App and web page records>
++++

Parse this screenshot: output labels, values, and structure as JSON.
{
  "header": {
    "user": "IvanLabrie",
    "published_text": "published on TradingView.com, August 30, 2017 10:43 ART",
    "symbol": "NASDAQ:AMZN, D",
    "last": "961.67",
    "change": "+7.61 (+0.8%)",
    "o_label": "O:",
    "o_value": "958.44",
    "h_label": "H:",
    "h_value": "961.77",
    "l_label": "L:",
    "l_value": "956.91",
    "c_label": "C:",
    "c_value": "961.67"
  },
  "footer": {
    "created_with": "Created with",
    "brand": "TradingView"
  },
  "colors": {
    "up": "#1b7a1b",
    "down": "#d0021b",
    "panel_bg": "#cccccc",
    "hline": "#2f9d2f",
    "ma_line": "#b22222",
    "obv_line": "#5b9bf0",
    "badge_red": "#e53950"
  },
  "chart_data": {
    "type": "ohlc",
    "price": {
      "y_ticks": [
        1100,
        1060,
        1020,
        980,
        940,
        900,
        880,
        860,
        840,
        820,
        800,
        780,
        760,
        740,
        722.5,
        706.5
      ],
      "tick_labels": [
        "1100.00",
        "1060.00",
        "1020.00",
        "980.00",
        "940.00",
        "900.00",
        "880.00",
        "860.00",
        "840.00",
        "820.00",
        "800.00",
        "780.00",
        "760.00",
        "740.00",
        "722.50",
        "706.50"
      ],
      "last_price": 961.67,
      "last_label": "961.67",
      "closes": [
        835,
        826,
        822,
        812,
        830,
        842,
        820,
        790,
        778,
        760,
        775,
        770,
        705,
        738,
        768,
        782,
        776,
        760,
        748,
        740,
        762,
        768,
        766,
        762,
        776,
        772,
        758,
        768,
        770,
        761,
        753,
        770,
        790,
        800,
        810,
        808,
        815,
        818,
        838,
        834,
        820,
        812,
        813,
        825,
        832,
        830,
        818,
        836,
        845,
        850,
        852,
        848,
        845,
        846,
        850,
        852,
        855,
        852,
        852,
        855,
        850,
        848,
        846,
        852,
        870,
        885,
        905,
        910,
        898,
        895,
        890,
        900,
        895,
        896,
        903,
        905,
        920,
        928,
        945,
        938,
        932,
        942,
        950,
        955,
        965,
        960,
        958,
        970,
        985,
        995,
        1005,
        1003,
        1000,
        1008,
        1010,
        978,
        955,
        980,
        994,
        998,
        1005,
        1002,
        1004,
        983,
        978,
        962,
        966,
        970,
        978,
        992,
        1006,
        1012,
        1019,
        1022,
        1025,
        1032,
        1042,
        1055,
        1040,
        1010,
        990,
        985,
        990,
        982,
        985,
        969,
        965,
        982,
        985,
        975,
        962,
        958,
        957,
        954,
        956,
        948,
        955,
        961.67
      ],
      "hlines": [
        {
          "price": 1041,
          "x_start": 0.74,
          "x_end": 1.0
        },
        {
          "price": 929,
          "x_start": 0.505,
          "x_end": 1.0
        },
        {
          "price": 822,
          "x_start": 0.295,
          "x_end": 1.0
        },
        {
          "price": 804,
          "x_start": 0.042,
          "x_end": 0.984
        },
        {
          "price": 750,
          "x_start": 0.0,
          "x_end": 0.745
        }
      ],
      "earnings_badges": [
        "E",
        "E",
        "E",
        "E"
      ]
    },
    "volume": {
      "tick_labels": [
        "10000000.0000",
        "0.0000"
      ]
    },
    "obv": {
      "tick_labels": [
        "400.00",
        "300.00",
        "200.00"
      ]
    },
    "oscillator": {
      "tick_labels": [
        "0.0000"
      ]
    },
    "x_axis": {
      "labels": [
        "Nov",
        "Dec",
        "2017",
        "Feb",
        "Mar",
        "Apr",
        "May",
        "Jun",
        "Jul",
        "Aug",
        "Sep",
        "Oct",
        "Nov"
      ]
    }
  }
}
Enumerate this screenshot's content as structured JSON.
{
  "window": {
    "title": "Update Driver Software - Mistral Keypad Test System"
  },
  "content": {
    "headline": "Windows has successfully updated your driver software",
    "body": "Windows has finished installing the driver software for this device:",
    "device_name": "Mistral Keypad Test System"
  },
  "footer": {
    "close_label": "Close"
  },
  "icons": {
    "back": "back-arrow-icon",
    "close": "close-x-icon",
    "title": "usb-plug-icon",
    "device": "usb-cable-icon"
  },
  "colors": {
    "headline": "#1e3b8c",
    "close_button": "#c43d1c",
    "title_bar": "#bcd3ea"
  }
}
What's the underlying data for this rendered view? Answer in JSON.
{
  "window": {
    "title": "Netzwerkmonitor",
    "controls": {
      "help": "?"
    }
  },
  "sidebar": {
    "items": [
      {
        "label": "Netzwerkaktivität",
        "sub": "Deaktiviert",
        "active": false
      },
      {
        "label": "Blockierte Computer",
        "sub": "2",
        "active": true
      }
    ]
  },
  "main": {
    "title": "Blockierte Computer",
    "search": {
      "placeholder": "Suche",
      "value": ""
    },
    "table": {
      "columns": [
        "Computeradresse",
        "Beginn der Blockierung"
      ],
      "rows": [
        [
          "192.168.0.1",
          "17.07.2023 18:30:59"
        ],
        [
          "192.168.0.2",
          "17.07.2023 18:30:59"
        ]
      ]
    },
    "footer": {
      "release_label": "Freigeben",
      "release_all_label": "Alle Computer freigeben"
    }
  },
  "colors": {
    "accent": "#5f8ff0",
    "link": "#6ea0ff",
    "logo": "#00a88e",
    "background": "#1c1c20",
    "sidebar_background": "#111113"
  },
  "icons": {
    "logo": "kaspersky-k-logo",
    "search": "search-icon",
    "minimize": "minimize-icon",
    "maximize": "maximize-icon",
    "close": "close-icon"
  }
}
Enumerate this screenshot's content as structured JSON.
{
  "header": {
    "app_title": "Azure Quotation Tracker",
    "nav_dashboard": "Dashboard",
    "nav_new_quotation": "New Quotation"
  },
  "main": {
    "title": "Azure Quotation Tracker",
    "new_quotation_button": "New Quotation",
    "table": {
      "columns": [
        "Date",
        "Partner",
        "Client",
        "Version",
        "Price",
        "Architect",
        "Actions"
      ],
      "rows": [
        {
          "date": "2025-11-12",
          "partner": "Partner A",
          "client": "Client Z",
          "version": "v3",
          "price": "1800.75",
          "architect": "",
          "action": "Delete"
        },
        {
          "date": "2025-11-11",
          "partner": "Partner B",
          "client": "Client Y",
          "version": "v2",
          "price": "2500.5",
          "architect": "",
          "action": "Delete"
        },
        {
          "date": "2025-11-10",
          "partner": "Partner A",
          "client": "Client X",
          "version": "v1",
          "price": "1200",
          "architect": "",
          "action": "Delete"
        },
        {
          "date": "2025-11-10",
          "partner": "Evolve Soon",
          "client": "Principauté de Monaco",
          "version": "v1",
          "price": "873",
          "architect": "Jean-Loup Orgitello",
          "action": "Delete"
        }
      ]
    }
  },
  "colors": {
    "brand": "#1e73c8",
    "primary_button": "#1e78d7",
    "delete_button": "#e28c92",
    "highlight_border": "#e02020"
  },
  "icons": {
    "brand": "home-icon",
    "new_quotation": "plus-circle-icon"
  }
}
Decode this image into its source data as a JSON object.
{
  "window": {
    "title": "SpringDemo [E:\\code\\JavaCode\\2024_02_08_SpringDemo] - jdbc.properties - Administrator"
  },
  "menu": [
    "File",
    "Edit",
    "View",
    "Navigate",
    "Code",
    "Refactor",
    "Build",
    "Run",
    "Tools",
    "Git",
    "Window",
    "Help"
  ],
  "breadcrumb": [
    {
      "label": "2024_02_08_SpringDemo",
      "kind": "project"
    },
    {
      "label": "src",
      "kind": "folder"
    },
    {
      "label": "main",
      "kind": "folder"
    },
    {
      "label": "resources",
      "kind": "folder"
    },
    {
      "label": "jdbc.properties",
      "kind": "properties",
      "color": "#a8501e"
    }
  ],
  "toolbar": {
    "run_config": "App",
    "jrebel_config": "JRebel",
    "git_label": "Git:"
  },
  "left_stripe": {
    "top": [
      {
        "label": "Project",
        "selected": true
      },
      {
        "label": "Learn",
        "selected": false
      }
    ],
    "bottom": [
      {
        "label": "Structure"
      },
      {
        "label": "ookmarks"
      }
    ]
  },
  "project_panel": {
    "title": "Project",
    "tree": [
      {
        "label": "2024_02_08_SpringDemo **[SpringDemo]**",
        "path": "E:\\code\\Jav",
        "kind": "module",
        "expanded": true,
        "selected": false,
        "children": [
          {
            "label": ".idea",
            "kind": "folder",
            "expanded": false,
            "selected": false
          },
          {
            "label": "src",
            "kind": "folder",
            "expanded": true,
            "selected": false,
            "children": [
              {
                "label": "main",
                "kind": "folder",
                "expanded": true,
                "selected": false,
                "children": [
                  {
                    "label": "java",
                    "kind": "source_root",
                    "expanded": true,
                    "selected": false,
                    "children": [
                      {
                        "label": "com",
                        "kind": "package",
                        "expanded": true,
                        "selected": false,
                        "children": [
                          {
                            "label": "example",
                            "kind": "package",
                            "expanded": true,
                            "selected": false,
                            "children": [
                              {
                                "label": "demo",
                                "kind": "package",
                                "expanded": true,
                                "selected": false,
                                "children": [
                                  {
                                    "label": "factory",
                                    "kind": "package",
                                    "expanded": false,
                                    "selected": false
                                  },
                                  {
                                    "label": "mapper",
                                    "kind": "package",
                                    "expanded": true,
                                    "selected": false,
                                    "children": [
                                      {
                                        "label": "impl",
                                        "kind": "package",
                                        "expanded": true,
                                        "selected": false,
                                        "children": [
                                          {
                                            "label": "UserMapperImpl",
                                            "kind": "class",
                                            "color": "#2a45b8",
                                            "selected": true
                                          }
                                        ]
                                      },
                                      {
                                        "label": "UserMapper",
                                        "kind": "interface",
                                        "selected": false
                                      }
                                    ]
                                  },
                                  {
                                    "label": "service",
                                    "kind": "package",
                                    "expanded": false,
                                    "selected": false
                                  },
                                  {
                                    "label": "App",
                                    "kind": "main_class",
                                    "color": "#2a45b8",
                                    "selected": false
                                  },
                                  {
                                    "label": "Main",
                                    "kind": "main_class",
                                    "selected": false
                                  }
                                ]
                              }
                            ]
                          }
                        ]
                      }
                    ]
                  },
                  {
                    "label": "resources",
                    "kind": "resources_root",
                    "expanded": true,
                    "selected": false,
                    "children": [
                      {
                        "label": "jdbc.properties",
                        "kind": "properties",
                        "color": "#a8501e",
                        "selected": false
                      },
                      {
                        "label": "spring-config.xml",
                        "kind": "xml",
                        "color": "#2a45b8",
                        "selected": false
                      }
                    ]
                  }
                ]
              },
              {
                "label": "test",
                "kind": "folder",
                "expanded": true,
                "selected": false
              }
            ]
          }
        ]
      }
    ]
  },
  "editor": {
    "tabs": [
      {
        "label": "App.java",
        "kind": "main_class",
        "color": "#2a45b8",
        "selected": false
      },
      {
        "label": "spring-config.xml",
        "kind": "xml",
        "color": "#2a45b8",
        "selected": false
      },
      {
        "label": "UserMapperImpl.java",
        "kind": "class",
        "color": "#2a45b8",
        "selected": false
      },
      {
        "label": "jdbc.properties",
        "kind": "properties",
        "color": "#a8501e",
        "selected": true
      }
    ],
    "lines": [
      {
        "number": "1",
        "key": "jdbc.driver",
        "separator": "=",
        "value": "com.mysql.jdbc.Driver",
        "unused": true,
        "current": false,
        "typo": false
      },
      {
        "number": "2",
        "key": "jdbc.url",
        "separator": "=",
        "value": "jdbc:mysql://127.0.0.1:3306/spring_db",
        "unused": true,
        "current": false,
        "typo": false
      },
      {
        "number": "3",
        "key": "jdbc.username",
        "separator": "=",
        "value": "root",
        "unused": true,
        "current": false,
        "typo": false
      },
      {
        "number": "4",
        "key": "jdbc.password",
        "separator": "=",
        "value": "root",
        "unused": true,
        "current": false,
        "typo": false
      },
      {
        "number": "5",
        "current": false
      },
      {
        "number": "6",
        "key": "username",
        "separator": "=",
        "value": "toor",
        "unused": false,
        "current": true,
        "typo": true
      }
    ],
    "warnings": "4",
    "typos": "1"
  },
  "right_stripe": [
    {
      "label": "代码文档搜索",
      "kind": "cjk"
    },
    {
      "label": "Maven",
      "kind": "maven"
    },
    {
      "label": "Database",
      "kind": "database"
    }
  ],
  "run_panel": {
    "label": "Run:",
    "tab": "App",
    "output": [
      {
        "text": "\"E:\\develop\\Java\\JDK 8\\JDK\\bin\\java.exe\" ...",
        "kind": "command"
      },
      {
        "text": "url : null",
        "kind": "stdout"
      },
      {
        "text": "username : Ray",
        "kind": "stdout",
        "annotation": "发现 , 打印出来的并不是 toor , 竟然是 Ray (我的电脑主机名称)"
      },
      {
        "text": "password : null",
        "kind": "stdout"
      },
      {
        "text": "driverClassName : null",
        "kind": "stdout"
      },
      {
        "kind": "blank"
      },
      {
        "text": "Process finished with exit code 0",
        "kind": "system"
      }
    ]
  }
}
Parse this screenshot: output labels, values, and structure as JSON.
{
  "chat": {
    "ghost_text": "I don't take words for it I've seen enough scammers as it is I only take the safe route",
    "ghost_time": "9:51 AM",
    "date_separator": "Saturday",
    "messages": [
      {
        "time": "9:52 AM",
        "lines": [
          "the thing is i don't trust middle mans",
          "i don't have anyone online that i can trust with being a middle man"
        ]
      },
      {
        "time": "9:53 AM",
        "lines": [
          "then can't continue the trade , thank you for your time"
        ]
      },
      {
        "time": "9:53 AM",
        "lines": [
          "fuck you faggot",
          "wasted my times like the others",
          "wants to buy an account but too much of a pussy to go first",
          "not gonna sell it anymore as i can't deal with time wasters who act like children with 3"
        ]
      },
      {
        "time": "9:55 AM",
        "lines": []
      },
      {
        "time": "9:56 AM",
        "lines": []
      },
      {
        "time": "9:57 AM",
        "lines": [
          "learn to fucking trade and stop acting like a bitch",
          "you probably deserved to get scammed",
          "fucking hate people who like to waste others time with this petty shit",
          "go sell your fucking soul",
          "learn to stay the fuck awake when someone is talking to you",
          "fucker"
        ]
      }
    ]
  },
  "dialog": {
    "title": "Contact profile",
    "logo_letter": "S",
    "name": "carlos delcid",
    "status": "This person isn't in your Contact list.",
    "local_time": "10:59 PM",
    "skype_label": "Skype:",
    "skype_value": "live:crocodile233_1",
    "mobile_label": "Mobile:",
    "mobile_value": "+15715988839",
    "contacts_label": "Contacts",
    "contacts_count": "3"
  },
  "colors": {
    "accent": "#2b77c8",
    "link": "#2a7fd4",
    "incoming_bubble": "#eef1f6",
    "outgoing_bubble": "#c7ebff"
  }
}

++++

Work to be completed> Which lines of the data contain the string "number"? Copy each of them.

Response to this task>
        "number": "1",
        "number": "2",
        "number": "3",
        "number": "4",
        "number": "5",
        "number": "6",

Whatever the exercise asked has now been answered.